The argument between EVs versus gas powered vehicles is a debate that we could only have on a theoretical even just a handful of years ago. The Chevy Volt, the Nissan Leaf, and others coming up behind are prepared to try to wrest some of the market share away from the traditional market for gas powered cars and the loyalty of their drivers and starting debates on everything from style to factory vs. extended warranties for these new vehicles. Although there have been some strides made in hybrids that have electric drive components, the models rolling off the lots are the first generation that we can truly call electric cars.
EV Target Market Demographic
If the current pricing patterns are any indication, there are no plans on the part of automakers to try to insert electric vehicles at the top of the heap in terms of worldwide sales. When you look at the blueprint created by General Motors with the Chevy Volt, for example, you see what is really an expansion of the formula the world's number one automaker has seemed to adopt for sales of all of its vehicles. Rather than shoot for the most market share, GM has elected at least for now with the Volt to go for profits. The venerable GM tried for decades to play king of the mountain for decades and keep that number one title as long as it could, literally selling cars for a loss on purpose just to pump up sales.
Chevrolet Volt Sales Strategy
But the so called new GM that has emerged from bankruptcy is different in this regard. The development and subsequent public offering of the Volt is the clearest indication yet in this regard. As the company spent untold billions developing the technology to give the car a 40 mile range on a battery charge, for example, it has chosen to look to recover its investment and sell a car for a profit for a change.

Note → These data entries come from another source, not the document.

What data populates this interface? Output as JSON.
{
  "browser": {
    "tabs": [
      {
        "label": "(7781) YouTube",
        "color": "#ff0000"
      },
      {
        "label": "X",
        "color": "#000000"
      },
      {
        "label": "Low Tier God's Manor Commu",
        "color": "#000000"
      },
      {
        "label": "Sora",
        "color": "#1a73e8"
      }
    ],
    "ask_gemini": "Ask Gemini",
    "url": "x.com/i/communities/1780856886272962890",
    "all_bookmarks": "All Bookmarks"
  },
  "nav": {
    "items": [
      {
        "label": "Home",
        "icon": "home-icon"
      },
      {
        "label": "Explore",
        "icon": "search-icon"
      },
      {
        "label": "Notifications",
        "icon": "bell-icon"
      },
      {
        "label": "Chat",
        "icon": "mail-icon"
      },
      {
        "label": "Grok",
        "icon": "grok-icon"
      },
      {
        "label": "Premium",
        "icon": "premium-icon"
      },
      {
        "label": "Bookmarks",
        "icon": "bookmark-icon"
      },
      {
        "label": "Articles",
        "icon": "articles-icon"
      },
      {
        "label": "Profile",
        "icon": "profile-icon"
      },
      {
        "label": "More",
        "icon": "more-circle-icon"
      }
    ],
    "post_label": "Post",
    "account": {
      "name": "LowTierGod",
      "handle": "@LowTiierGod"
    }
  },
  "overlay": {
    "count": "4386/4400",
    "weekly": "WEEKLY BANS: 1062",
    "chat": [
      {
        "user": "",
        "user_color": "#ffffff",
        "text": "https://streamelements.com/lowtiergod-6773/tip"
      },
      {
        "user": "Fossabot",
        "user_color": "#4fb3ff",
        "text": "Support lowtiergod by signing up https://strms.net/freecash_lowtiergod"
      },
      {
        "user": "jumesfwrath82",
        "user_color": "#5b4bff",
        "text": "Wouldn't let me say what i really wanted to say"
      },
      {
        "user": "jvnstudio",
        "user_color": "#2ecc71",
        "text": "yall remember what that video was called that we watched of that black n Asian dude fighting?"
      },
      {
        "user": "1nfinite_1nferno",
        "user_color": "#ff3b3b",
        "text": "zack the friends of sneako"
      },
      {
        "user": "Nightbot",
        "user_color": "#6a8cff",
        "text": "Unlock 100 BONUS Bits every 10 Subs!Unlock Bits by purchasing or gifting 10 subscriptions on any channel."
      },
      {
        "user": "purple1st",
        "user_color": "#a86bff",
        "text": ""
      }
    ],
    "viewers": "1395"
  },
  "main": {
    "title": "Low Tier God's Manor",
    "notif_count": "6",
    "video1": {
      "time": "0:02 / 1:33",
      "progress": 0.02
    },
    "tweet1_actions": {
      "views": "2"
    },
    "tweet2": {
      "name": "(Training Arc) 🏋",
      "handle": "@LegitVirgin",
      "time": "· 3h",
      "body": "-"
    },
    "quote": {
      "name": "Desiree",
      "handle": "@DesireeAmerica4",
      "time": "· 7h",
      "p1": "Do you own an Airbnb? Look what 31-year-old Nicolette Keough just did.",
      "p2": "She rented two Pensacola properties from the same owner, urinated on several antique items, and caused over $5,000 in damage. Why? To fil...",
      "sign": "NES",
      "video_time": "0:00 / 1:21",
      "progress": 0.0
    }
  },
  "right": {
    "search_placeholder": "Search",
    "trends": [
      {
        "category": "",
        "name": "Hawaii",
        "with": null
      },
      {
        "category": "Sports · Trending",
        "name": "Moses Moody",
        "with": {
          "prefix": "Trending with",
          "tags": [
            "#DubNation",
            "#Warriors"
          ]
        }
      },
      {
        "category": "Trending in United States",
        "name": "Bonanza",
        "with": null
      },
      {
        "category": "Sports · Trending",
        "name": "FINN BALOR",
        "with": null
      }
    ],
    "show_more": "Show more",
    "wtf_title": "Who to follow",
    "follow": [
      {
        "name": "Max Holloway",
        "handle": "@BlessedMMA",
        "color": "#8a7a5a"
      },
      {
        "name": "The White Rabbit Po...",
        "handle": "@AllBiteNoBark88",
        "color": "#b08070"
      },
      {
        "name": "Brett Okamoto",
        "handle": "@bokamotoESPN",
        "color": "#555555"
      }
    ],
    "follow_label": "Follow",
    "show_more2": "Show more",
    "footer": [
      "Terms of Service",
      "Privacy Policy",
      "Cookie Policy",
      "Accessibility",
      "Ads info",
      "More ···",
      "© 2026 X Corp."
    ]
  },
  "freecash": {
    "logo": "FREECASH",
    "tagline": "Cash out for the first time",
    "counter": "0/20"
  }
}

This strategy seems to be saying that the company is going for the critical acclaim and is really trying to appeal to a buyer for whom pricing is not the most important thing.
Of course, this means that the Volt won't appear in every driveway in middle America any time soon; but it does seem to indicate that General Motors is not willing to sell low in order to flood the market and create some kind of public relations victory. At the point enters the Nissan Leaf. Now a 2011 model due to a pushed back production schedule, this car is every bit the essence of Nissan. Folks who love Nissan and who love the idea of an electric vehicle will love the Leaf, plain and simple. In other words, Nissan did not try to go out and create a whole new marketing strategy to attract tons of new people who have never considered buying its cars; but instead, seems to have created in the Leaf a car that will appeal to buyers that already kind of like Nissans to begin with.
Market Share for EVs
The projected market share for electric cars as a function of the overall total cannot be expected to grow that explosively fast. One thing that may hinder the speed of this growth is the development of charging stations and more convenient and expedient charging times. These will improve as technology improves, to be sure. For now, the EV and plug in hybrids are not poised to unseat gas powered SUVs as people's favorite rides. But the hope is that they make automakers a little money. National auto insurance policy holders should keep an eye on this market for EVs vs. gas vehicles as it develops.